Given the sustainability challenges, dynamism and global landscape of the world, classrooms must be adaptable and address the needs of current and future generations. One pathway for achieving this is to ensure that fundamental ESD principles are being observed and practised in schools. Undoubtedly, some of these principles are already evident in classrooms; however, there is a demand for a more deliberate, cohesive and structured approach.
Implementing ESD principles would significantly change the narrative about classrooms. It would impact classrooms’ physical set-up, desired learning outcomes, pedagogies and activities employed. The methodology behind evaluations and the types of assessment utilised too would be impacted. This paradigm shift results in more meaningful learning and fewer exhibitions of disruptive behaviours in the classroom.
Educators completing this programme will significantly shift their teaching-learning approach in whatever capacity. From a supervisory standpoint, programmes must cultivate the appropriate ESD competencies in students and other stakeholders, for example, the best ESD competencies to be applied to areas dealing with conflicts when divergent views exist. Fewer conflicts resolved through violence would be a consequence. Instead, conflicts would be addressed in a more restorative manner. A kinder, more respectful and peaceful school culture would be attainable with less disruptive behaviour in class, fewer fights, and fewer instances of bullying.
The varying subject areas lend themselves to the infusion of different ESD competencies in preparing and executing lessons. ESD demands that educators across several disciplines work collaboratively for its successful integration. This type of integration and collaboration is essential as ESD is cross-disciplinary. Furthermore, sustainability challenges are complex and can span multiple spheres. This collaborative and cross-disciplinary effort would demonstrate to students that sustainability solutions can come from every subject area.
The proper engrafting of critical ESD principles or tenets into our teacher training institutions and schools would go a far way in helping our society achieve a sustainably healthy environment, governance framework, economic sector and socio-cultural fabric of our communities. Schools and teacher training institutions would be more effective in producing respectful citizens. It would aid efforts to achieve a more peaceful, equitable and just society. This programme helps to equip educators to support this transition.

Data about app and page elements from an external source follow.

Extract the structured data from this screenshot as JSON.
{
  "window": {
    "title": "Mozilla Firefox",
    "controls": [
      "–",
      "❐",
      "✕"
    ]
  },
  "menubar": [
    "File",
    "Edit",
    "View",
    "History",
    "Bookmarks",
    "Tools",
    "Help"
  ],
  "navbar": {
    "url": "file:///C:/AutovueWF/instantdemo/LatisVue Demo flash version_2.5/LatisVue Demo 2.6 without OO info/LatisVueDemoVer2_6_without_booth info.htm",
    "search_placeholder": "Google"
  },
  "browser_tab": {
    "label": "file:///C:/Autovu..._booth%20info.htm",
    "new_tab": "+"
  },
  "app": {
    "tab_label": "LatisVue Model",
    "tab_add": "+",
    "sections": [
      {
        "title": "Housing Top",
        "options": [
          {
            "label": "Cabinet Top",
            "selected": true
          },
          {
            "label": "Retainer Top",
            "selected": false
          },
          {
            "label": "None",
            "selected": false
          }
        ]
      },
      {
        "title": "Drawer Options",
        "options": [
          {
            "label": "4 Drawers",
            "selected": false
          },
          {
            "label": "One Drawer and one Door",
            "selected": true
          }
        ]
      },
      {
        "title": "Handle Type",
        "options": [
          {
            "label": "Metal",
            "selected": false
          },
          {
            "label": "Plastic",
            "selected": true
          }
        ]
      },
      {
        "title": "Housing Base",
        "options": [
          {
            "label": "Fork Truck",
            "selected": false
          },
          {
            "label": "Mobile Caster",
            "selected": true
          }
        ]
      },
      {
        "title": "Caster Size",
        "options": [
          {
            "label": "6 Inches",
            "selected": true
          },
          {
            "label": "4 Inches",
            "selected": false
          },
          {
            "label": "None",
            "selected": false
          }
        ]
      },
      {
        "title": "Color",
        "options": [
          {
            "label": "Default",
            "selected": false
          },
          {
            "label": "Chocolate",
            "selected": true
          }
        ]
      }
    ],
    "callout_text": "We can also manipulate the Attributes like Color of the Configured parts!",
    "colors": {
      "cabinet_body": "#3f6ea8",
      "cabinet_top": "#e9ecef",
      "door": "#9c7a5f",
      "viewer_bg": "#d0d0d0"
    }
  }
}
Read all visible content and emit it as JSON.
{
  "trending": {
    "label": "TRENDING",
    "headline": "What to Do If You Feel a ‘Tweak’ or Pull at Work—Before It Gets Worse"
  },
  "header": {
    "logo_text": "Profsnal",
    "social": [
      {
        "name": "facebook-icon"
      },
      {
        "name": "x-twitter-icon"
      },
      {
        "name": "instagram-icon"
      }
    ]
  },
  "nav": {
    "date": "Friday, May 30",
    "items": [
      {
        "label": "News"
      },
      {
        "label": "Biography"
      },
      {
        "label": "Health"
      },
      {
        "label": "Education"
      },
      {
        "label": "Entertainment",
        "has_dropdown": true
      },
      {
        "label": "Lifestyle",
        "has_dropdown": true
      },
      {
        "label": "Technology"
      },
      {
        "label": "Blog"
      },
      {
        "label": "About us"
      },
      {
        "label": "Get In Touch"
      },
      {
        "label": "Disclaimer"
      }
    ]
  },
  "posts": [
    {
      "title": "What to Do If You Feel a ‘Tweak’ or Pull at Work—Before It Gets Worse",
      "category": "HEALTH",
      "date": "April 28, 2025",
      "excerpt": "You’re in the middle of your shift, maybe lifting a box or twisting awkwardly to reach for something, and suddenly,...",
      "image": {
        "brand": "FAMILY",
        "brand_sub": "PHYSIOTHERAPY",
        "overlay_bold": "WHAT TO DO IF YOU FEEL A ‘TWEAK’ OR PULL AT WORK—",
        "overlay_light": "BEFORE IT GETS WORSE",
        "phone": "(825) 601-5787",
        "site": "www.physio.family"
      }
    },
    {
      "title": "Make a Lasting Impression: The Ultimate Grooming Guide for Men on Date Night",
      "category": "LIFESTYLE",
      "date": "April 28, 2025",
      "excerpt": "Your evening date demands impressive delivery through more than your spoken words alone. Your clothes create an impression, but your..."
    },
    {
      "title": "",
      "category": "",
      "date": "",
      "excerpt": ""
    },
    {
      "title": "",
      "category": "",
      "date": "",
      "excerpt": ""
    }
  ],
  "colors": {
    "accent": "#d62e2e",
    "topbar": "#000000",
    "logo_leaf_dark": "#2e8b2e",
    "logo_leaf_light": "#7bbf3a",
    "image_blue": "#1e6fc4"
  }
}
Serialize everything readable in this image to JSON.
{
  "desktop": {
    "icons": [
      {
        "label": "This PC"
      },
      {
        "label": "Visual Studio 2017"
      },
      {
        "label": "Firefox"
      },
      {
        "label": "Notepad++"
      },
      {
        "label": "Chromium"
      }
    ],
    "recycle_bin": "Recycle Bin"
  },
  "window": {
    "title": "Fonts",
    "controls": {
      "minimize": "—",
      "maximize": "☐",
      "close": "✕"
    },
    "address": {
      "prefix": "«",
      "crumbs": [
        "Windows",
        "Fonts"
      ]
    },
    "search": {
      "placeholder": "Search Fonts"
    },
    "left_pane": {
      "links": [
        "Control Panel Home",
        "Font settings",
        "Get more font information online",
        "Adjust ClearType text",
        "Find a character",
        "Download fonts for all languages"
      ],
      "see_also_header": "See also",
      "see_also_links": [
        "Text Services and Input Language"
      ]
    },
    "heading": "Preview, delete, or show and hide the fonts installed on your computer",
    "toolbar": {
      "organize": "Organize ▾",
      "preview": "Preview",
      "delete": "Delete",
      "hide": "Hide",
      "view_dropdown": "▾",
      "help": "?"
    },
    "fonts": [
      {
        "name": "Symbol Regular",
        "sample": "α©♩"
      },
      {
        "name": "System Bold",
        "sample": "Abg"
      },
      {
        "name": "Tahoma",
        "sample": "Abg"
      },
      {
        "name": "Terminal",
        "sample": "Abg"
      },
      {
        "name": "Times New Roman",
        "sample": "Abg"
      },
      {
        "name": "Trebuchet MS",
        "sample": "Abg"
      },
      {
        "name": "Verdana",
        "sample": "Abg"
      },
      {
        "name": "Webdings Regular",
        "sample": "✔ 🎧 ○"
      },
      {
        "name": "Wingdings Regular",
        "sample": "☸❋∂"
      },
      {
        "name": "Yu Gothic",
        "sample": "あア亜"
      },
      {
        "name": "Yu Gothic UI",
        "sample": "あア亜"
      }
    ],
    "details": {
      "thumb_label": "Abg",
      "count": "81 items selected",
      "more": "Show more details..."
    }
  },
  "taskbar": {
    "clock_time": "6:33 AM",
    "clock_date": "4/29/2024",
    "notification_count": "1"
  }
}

Nicole Perkins is a geography and social studies lecturer at Shortwood Teachers’ College. Kriss-Ann Pinnock is a geography teacher at Titchfield High School. Send feedback to email@example.com and firstname.lastname@example.org.